The cold bath must not be made a fetish. If the glow is not felt, give it up, and bathe in tepid (85-92 F.) or warm (93-98 F.) water. When started in the vigour of youth, the cold bath may often be continued through life, but it is unwise to commence in middle life. Parents should never force their children to take cold baths, to "harden them".

Other Hygienic Points. Tobacco is undesirable for neuropaths, save in moderation.

Clothes should be light, loose, and warm. Epileptics should wear low, stiff collars, half a size too large, with clip ties. Such a combination does not form a tight band round the neck, and can quickly be removed if necessary. Wear thick, woollen socks, and square-toed, low-heeled, double-soled boots. Hats should be large, light, and of soft material. Woollen underwear is best. Change as often as possible, and aim at health, not appearance.

Let all rooms be well lighted, well ventilated, moderately heated, and sparsely furnished with necessities. Shun draperies, have no window boxes, cut climbing plants ruthlessly away from the windows, and never obstruct chimneys.

Buy Muller's "My SystemMy System by Muller", which gives a course of physical exercises without apparatus, which only take fifteen minutes a day. The patient must conscientiously [pg 75] perform the exercises each morning, not for a week, nor for a month, but for an indefinite period, or throughout life.
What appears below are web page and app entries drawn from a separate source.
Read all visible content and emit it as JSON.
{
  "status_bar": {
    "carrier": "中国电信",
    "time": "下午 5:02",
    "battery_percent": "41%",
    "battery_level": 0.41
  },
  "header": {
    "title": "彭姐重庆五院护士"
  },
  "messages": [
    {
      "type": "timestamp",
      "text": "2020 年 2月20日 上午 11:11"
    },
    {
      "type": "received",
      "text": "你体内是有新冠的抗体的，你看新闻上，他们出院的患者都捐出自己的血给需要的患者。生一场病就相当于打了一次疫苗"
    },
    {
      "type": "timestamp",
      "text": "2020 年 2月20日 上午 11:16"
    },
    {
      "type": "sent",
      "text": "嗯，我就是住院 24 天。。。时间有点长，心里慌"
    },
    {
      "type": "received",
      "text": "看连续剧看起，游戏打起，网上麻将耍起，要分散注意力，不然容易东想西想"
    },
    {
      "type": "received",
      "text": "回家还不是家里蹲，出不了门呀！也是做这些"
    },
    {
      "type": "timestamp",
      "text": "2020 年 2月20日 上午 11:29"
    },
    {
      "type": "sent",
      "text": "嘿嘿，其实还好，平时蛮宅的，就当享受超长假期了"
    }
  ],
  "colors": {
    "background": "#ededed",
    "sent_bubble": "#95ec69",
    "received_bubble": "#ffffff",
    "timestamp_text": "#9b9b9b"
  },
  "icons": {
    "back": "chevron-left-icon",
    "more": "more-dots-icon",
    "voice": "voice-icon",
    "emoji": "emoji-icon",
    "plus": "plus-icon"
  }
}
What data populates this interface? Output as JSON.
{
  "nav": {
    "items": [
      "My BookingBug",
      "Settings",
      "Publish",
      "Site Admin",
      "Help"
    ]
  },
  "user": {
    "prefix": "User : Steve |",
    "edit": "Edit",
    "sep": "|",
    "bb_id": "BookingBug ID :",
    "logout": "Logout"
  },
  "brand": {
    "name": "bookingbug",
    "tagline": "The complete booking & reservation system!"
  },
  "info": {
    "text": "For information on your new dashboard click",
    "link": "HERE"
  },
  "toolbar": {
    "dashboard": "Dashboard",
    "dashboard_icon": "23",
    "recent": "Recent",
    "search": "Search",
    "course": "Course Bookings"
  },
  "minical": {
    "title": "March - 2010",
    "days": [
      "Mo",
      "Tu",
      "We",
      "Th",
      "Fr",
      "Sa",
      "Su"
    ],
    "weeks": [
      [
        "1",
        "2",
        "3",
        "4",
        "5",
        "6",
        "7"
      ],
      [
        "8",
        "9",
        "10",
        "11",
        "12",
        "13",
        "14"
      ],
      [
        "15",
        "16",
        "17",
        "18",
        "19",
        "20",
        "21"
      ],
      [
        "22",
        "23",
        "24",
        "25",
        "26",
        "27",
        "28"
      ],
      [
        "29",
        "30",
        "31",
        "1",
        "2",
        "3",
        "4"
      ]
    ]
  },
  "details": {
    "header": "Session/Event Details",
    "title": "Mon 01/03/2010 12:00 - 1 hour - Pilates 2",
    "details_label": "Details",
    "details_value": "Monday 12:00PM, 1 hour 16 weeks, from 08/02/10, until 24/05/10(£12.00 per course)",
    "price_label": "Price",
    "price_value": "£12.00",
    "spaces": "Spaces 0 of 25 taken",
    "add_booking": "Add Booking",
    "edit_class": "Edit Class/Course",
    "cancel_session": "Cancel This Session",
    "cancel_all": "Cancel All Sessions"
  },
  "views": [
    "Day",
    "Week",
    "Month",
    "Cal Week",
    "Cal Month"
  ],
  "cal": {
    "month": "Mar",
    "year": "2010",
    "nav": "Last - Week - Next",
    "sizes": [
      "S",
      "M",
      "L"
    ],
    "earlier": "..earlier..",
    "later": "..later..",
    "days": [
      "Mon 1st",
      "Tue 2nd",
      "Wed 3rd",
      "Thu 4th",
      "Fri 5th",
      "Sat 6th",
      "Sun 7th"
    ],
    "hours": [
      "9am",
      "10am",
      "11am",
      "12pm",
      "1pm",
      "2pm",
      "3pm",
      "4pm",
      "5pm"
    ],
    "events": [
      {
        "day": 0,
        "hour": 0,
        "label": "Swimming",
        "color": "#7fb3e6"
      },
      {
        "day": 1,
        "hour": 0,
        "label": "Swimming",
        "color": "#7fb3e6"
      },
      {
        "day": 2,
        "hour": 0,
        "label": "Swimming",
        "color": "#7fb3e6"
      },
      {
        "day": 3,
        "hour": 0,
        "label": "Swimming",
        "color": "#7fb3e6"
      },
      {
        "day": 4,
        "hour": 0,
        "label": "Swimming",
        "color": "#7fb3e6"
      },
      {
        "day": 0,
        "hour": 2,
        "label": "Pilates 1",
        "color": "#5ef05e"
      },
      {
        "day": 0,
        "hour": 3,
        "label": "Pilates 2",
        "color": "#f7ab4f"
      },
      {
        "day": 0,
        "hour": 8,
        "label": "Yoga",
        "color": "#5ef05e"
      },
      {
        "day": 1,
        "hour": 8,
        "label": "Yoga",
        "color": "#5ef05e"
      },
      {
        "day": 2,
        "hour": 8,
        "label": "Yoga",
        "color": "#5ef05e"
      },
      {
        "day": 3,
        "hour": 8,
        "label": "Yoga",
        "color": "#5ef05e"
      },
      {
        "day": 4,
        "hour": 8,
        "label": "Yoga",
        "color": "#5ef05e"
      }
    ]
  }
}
Finally, remember that so few die a natural death from senile decay because so few live a natural life.


Chapter 15 - General Hygiene
Stress Book
Page Updated 10:21 PM Friday 2/17/2017